Boss: ‘Listen very carefully, Peter.The best way to close a deal is to act as if it already has been closed.’
Peter: ‘Eh?’
Boss: ‘The best way to close a deal is to act as if it already has been closed.’
Peter: ‘Sounds interesting, but how do you do that?’
Boss: You don’t talk about the possibility of buying but you talk about the benefits when using the product, or service.
Peter: Be more specific, Boss.
Boss: Do you know the difference between If and When in English, Peter.
Peter: I did go to school, Boss. If is a conditional, and when refers to a moment in time.
Boss: Exactly, Peter. You are a good pupil. Do you understand the difference between these two sentences: “Maria, if you buy this solution from us, that would be a good win-win deal for the both of us.” or “Maria, when your people are improving their productivity, they can always count on our service people to support them.” In the when-sentence, you focus on the post sales, on the implementation, on the actual benefits your customer will have.’
Peter: Sounds neat. Let me give it a try.’
Boss: ‘Do you know how sales trainers close their deals. By getting the agreement on the delivery dates as soon as possible. Their silver bullet questions is: When do you want te training to take place?’
Peter requested new meeting with Maria.
Peter: Maria, what kind of training do you think we should give your people to make sure they make optimal use of this solution?
Maria: It is a big change. It differs a lot from what they know today. They will be needing intense classroom training and personal coaching on the job.
Peter: Maria, have you made an estimate of the real cost saving you will obtain in the first year of usage?
Maria: I am counting on 7 % in my Total Cost of Ownership.
Peter: Well, Maria, similar customers I have achieved 10 percent with this new technology. We are here to help you achieve that. Now, when do you want to have the solution up and running?’

Download our Implementation Toolkit

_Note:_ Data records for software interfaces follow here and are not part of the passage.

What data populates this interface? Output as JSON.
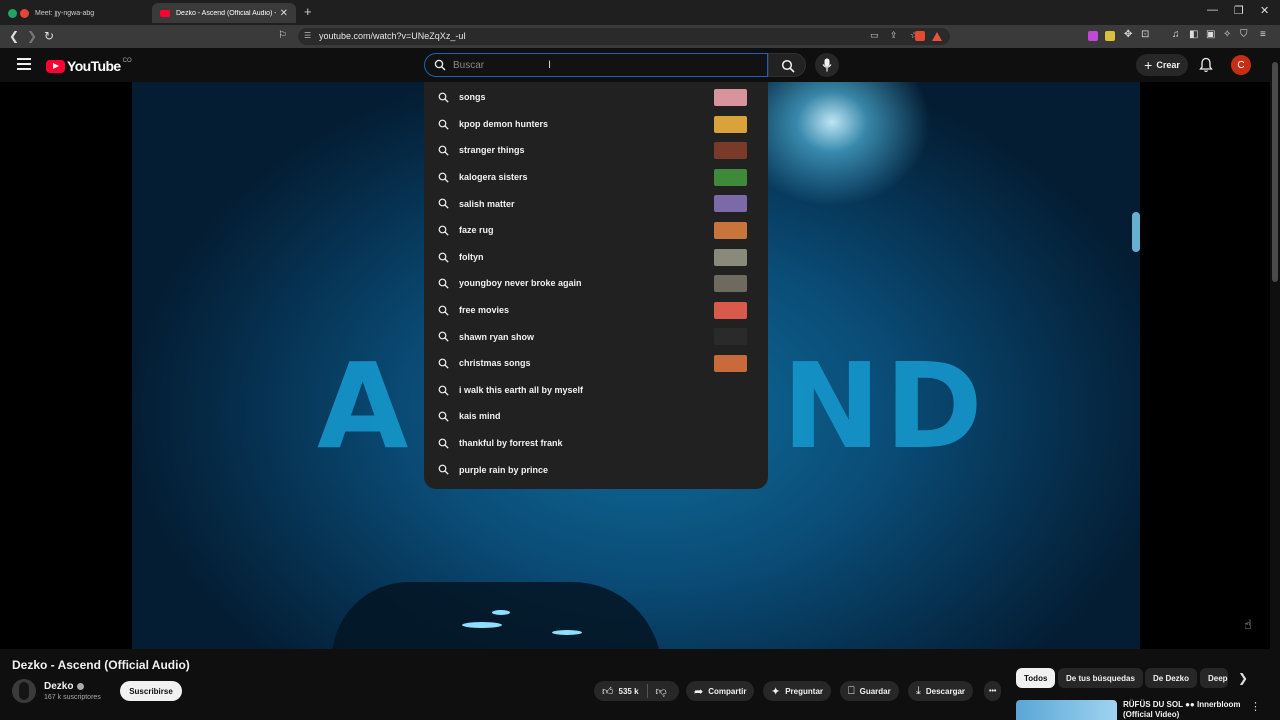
{
  "browser": {
    "tabs": [
      {
        "title": "Meet: jjy-ngwa-abg",
        "active": false
      },
      {
        "title": "Dezko - Ascend (Official Audio) - YouTube",
        "active": true
      }
    ],
    "url": "youtube.com/watch?v=UNeZqXz_-uI",
    "new_tab": "+",
    "window_controls": [
      "—",
      "❐",
      "✕"
    ]
  },
  "masthead": {
    "logo_text": "YouTube",
    "logo_suffix": "CO",
    "search_placeholder": "Buscar",
    "create_label": "Crear",
    "avatar_letter": "C"
  },
  "suggestions": [
    {
      "text": "songs",
      "thumb": "#d8949c"
    },
    {
      "text": "kpop demon hunters",
      "thumb": "#d9a23a"
    },
    {
      "text": "stranger things",
      "thumb": "#7a3a2a"
    },
    {
      "text": "kalogera sisters",
      "thumb": "#3f8a3a"
    },
    {
      "text": "salish matter",
      "thumb": "#7c6aa8"
    },
    {
      "text": "faze rug",
      "thumb": "#c8743a"
    },
    {
      "text": "foltyn",
      "thumb": "#8a8a7a"
    },
    {
      "text": "youngboy never broke again",
      "thumb": "#6f6a60"
    },
    {
      "text": "free movies",
      "thumb": "#d85a4a"
    },
    {
      "text": "shawn ryan show",
      "thumb": "#2a2a2a"
    },
    {
      "text": "christmas songs",
      "thumb": "#c86a3a"
    },
    {
      "text": "i walk this earth all by myself",
      "thumb": ""
    },
    {
      "text": "kais mind",
      "thumb": ""
    },
    {
      "text": "thankful by forrest frank",
      "thumb": ""
    },
    {
      "text": "purple rain by prince",
      "thumb": ""
    }
  ],
  "video": {
    "overlay_word_left": "A",
    "overlay_word_right": "ND",
    "title": "Dezko - Ascend (Official Audio)",
    "channel": "Dezko",
    "subscribers": "167 k suscriptores",
    "subscribe_label": "Suscribirse",
    "likes": "535 k",
    "share_label": "Compartir",
    "ask_label": "Preguntar",
    "save_label": "Guardar",
    "download_label": "Descargar",
    "more_label": "•••"
  },
  "chips": [
    "Todos",
    "De tus búsquedas",
    "De Dezko",
    "Deep"
  ],
  "recommendation": {
    "title": "RÜFÜS DU SOL ●● Innerbloom (Official Video)"
  },
  "colors": {
    "accent_red": "#ff0033",
    "search_focus": "#1c62b9",
    "avatar_bg": "#c62d14"
  }
}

This document contains a number of tools, templates and checklists that will help the manager to implement the learnings, endorse action points and do focused coaching in the field. For every tool, there is a manual and guidelines on how to use it proficiently.